▸ **PROMPT**:
This exercise asks for every record to be output again exactly.

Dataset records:
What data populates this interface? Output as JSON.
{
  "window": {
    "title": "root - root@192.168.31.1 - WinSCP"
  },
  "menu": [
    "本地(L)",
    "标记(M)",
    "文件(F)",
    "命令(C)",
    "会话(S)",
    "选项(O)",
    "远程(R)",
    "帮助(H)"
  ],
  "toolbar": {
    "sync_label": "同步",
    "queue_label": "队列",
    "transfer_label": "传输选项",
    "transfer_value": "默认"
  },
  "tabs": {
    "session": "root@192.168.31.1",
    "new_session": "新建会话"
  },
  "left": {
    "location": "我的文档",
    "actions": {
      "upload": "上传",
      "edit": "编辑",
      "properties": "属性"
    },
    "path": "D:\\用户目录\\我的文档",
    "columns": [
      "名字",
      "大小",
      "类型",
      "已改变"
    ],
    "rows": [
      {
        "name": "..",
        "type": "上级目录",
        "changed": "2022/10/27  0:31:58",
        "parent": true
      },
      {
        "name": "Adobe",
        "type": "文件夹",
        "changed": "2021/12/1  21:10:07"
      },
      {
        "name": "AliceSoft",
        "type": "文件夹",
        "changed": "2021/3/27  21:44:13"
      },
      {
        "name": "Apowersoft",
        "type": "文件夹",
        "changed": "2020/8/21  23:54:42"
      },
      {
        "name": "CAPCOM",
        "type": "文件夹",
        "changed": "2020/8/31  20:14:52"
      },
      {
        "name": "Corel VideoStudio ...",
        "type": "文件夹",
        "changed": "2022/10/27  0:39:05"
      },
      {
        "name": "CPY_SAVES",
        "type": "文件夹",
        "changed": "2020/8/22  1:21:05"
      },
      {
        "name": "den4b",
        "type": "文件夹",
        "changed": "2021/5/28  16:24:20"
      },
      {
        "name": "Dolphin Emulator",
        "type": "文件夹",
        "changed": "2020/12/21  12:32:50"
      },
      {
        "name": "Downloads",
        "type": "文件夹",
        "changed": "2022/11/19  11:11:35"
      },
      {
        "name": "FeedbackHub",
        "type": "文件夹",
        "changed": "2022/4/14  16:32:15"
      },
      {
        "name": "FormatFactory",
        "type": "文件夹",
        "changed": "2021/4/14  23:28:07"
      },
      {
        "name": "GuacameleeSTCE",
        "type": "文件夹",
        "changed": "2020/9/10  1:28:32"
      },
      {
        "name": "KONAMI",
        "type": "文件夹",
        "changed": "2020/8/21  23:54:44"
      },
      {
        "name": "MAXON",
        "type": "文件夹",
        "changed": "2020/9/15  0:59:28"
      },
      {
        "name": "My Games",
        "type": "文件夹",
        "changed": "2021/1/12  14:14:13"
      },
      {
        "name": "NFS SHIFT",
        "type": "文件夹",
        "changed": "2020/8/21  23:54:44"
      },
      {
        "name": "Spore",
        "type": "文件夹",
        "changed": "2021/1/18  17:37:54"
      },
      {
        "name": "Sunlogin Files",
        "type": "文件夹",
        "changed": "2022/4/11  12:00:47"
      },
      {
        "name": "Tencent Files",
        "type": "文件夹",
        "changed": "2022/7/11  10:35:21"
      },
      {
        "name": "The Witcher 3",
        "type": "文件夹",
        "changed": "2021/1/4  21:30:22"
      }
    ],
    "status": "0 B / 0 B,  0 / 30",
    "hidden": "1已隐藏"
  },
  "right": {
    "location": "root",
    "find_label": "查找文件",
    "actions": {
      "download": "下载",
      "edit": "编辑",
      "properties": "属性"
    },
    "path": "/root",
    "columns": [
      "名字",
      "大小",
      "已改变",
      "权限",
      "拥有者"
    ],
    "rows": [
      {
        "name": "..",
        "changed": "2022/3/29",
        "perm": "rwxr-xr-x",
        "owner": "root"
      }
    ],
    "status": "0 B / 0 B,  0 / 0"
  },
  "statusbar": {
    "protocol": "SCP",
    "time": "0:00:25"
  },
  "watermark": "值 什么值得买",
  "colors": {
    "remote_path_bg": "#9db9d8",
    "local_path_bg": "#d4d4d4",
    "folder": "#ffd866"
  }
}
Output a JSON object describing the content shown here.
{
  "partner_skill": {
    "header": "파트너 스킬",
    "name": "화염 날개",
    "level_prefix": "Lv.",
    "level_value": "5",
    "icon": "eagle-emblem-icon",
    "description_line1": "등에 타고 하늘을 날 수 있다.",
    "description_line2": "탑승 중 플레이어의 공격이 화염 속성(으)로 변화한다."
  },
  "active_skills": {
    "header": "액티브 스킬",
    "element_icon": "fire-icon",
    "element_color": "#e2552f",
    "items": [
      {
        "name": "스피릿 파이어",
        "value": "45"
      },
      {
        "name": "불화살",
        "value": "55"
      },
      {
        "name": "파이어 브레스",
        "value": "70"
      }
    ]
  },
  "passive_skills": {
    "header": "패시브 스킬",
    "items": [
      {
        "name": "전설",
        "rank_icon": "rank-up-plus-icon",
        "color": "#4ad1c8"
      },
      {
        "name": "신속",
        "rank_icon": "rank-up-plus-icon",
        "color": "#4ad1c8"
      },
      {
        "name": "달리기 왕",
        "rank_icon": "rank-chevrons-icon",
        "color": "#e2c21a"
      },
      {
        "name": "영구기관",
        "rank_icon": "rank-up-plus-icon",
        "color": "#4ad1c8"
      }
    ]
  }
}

▸ **TASK OUTPUT**:
What data populates this interface? Output as JSON.
{
  "window": {
    "title": "root - root@192.168.31.1 - WinSCP"
  },
  "menu": [
    "本地(L)",
    "标记(M)",
    "文件(F)",
    "命令(C)",
    "会话(S)",
    "选项(O)",
    "远程(R)",
    "帮助(H)"
  ],
  "toolbar": {
    "sync_label": "同步",
    "queue_label": "队列",
    "transfer_label": "传输选项",
    "transfer_value": "默认"
  },
  "tabs": {
    "session": "root@192.168.31.1",
    "new_session": "新建会话"
  },
  "left": {
    "location": "我的文档",
    "actions": {
      "upload": "上传",
      "edit": "编辑",
      "properties": "属性"
    },
    "path": "D:\\用户目录\\我的文档",
    "columns": [
      "名字",
      "大小",
      "类型",
      "已改变"
    ],
    "rows": [
      {
        "name": "..",
        "type": "上级目录",
        "changed": "2022/10/27  0:31:58",
        "parent": true
      },
      {
        "name": "Adobe",
        "type": "文件夹",
        "changed": "2021/12/1  21:10:07"
      },
      {
        "name": "AliceSoft",
        "type": "文件夹",
        "changed": "2021/3/27  21:44:13"
      },
      {
        "name": "Apowersoft",
        "type": "文件夹",
        "changed": "2020/8/21  23:54:42"
      },
      {
        "name": "CAPCOM",
        "type": "文件夹",
        "changed": "2020/8/31  20:14:52"
      },
      {
        "name": "Corel VideoStudio ...",
        "type": "文件夹",
        "changed": "2022/10/27  0:39:05"
      },
      {
        "name": "CPY_SAVES",
        "type": "文件夹",
        "changed": "2020/8/22  1:21:05"
      },
      {
        "name": "den4b",
        "type": "文件夹",
        "changed": "2021/5/28  16:24:20"
      },
      {
        "name": "Dolphin Emulator",
        "type": "文件夹",
        "changed": "2020/12/21  12:32:50"
      },
      {
        "name": "Downloads",
        "type": "文件夹",
        "changed": "2022/11/19  11:11:35"
      },
      {
        "name": "FeedbackHub",
        "type": "文件夹",
        "changed": "2022/4/14  16:32:15"
      },
      {
        "name": "FormatFactory",
        "type": "文件夹",
        "changed": "2021/4/14  23:28:07"
      },
      {
        "name": "GuacameleeSTCE",
        "type": "文件夹",
        "changed": "2020/9/10  1:28:32"
      },
      {
        "name": "KONAMI",
        "type": "文件夹",
        "changed": "2020/8/21  23:54:44"
      },
      {
        "name": "MAXON",
        "type": "文件夹",
        "changed": "2020/9/15  0:59:28"
      },
      {
        "name": "My Games",
        "type": "文件夹",
        "changed": "2021/1/12  14:14:13"
      },
      {
        "name": "NFS SHIFT",
        "type": "文件夹",
        "changed": "2020/8/21  23:54:44"
      },
      {
        "name": "Spore",
        "type": "文件夹",
        "changed": "2021/1/18  17:37:54"
      },
      {
        "name": "Sunlogin Files",
        "type": "文件夹",
        "changed": "2022/4/11  12:00:47"
      },
      {
        "name": "Tencent Files",
        "type": "文件夹",
        "changed": "2022/7/11  10:35:21"
      },
      {
        "name": "The Witcher 3",
        "type": "文件夹",
        "changed": "2021/1/4  21:30:22"
      }
    ],
    "status": "0 B / 0 B,  0 / 30",
    "hidden": "1已隐藏"
  },
  "right": {
    "location": "root",
    "find_label": "查找文件",
    "actions": {
      "download": "下载",
      "edit": "编辑",
      "properties": "属性"
    },
    "path": "/root",
    "columns": [
      "名字",
      "大小",
      "已改变",
      "权限",
      "拥有者"
    ],
    "rows": [
      {
        "name": "..",
        "changed": "2022/3/29",
        "perm": "rwxr-xr-x",
        "owner": "root"
      }
    ],
    "status": "0 B / 0 B,  0 / 0"
  },
  "statusbar": {
    "protocol": "SCP",
    "time": "0:00:25"
  },
  "watermark": "值 什么值得买",
  "colors": {
    "remote_path_bg": "#9db9d8",
    "local_path_bg": "#d4d4d4",
    "folder": "#ffd866"
  }
}
Output a JSON object describing the content shown here.
{
  "partner_skill": {
    "header": "파트너 스킬",
    "name": "화염 날개",
    "level_prefix": "Lv.",
    "level_value": "5",
    "icon": "eagle-emblem-icon",
    "description_line1": "등에 타고 하늘을 날 수 있다.",
    "description_line2": "탑승 중 플레이어의 공격이 화염 속성(으)로 변화한다."
  },
  "active_skills": {
    "header": "액티브 스킬",
    "element_icon": "fire-icon",
    "element_color": "#e2552f",
    "items": [
      {
        "name": "스피릿 파이어",
        "value": "45"
      },
      {
        "name": "불화살",
        "value": "55"
      },
      {
        "name": "파이어 브레스",
        "value": "70"
      }
    ]
  },
  "passive_skills": {
    "header": "패시브 스킬",
    "items": [
      {
        "name": "전설",
        "rank_icon": "rank-up-plus-icon",
        "color": "#4ad1c8"
      },
      {
        "name": "신속",
        "rank_icon": "rank-up-plus-icon",
        "color": "#4ad1c8"
      },
      {
        "name": "달리기 왕",
        "rank_icon": "rank-chevrons-icon",
        "color": "#e2c21a"
      },
      {
        "name": "영구기관",
        "rank_icon": "rank-up-plus-icon",
        "color": "#4ad1c8"
      }
    ]
  }
}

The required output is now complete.